Continue the circular movements on the crown for 1 – 2 minutes, and then slowly begin to move towards the hairline. Bring your fingertips first to the center, and then slowly work your way out to the temples. You can continue to go back and forth between the center of the hairline and temples for 1 – 2 minutes. Then slowly return to the sides of the scalp.
Last, bring your hands to the back of the scalp. Continue massaging for 1 – 2 minutes.
You can always go back to previous places, especially if you feel you didn’t get them thoroughly enough the first time around.
For best results, I recommend performing this for at least 10 minutes per day.
Apply It After Microneedling
Microneedling is a therapeutic technique that uses a specialized tool (such as a dermaroller or dermastamp) to induce wounding. It can be used almost anywhere on the body, though it’s most often used on the face (to reduce acne scarring and hyperpigmentation) and the scalp (20, 21).
These tiny wounds experience the usual healing process which includes (22):
- Proliferation; and
- Maturation (or remodeling).
This process helps to produce new skin cells (which are necessary for new hair growth), and develops collagen (23).
But that’s not all.
Microneedling has actually been shown to induce hair growth in men suffering from Androgenetic Alopecia (AGA). For example, this 2013 study of one hundred men showed that microneedling (in addition to minoxidil) worked better than minoxidil alone (24).
Perhaps you’re wondering:
“Won’t I need to visit a doctor or other professional to receive microneedling treatment?”
And the answer is no! There are tools you can use at home, such as the dermaroller and the dermastamp, to perform the technique yourself.
Once you’ve chosen your tool, bring it to the area of hair thinning and apply gentle pressure. If using a roller, roll over the area in different directions (horizontal, vertical, and diagonal) four to five times. If using a stamp, just place the tool in different directions upon each pressing and repeat four to five times.
And that’s it – you’ve just completed your first microneedling session!
I recommend performing the above technique once per week (preferably in the evening).
A few words of caution: You may experience some discomfort during the procedure (such as tingling, or pressure). That’s normal. However, microneedling should never be painful. If you’re experiencing pain, you may need to go down a needle size or apply less pressure.
How to Find High-Quality Jojoba Oil for Hair
Jojoba oil can be found at practically any store that sells hair care products.
And while cost may be a factor you consider, it shouldn’t be the only one.
Jojoba oil is best stored in a cool, dry place.

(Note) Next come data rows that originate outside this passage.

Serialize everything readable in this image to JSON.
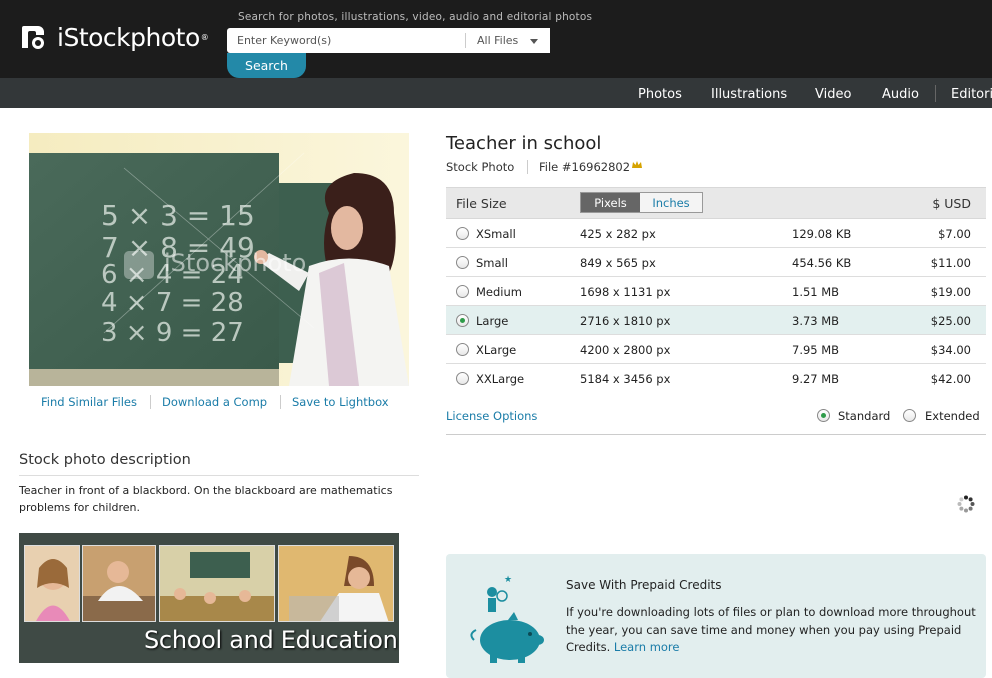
{
  "header": {
    "logo_text": "iStockphoto",
    "logo_reg": "®",
    "search_hint": "Search for photos, illustrations, video, audio and editorial photos",
    "search_placeholder": "Enter Keyword(s)",
    "search_filter": "All Files",
    "search_button": "Search"
  },
  "nav": [
    "Photos",
    "Illustrations",
    "Video",
    "Audio",
    "Editorial"
  ],
  "photo": {
    "watermark": "iStockphoto",
    "links": [
      "Find Similar Files",
      "Download a Comp",
      "Save to Lightbox"
    ]
  },
  "description": {
    "title": "Stock photo description",
    "text": "Teacher in front of a blackbord. On the blackboard are mathematics problems for children."
  },
  "banner": {
    "text": "School and Education"
  },
  "item": {
    "title": "Teacher in school",
    "type": "Stock Photo",
    "file_number": "File #16962802"
  },
  "size_table": {
    "header_file_size": "File Size",
    "toggle_pixels": "Pixels",
    "toggle_inches": "Inches",
    "header_price": "$ USD",
    "rows": [
      {
        "name": "XSmall",
        "dims": "425 x 282 px",
        "size": "129.08 KB",
        "price": "$7.00",
        "selected": false
      },
      {
        "name": "Small",
        "dims": "849 x 565 px",
        "size": "454.56 KB",
        "price": "$11.00",
        "selected": false
      },
      {
        "name": "Medium",
        "dims": "1698 x 1131 px",
        "size": "1.51 MB",
        "price": "$19.00",
        "selected": false
      },
      {
        "name": "Large",
        "dims": "2716 x 1810 px",
        "size": "3.73 MB",
        "price": "$25.00",
        "selected": true
      },
      {
        "name": "XLarge",
        "dims": "4200 x 2800 px",
        "size": "7.95 MB",
        "price": "$34.00",
        "selected": false
      },
      {
        "name": "XXLarge",
        "dims": "5184 x 3456 px",
        "size": "9.27 MB",
        "price": "$42.00",
        "selected": false
      }
    ]
  },
  "license": {
    "link": "License Options",
    "standard": "Standard",
    "extended": "Extended",
    "selected": "Standard"
  },
  "promo": {
    "title": "Save With Prepaid Credits",
    "text": "If you're downloading lots of files or plan to download more throughout the year, you can save time and money when you pay using Prepaid Credits.",
    "link": "Learn more"
  },
  "colors": {
    "link": "#1a7ca8",
    "search_button": "#2389a8",
    "selected_row": "#e3f0ef",
    "radio_on": "#2e9b49"
  }
}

But even more importantly, it should be stored out of direct sunlight.
There are many brands that sell jojoba and similar products in clear glass or plastic contains. It’s best to avoid these brands, and instead find one that uses a dark, glass bottle.
Jojoba oil is not a miracle treatment for hair loss, or damaged hair. But it can be a beneficial addition to your hair care routine.
Jojoba’s composition is quite similar to that of the sebum, which means it can be used to promote scalp health and strong hair. And its various other properties – such as anti-inflammatory and antibacterial – can also provide benefit to those who want to use jojoba for hair growth.
Great article! My family grows Certified Organic Jojoba oil in AZ and we clean, press, and package it here in CA. It works wonders for your skin, hair and nails! I have been using this product for over 15 years and am very cautious of what I put on my skin. Your body is your temple, you should educate yourself about what you put in and on it! Cheers!
I have read both this and the grapeseed oil article. I am in the process of making a 3% peppermint solution, in the study done, Jojoba oil was used as the carrier. But given the benefits of grapeseed oil, but also wanting to stay true to the study, I thought to mix equal quantities of both grapeseed and jojoba as the carrier for the peppermint oil. Or do you think it would be more effective to use just grapeseed oil as the carrier? This is for male and female pattern baldness. I would so appreciate a response asap as I’m off to buy the carrier oils tomorrow. Thank you!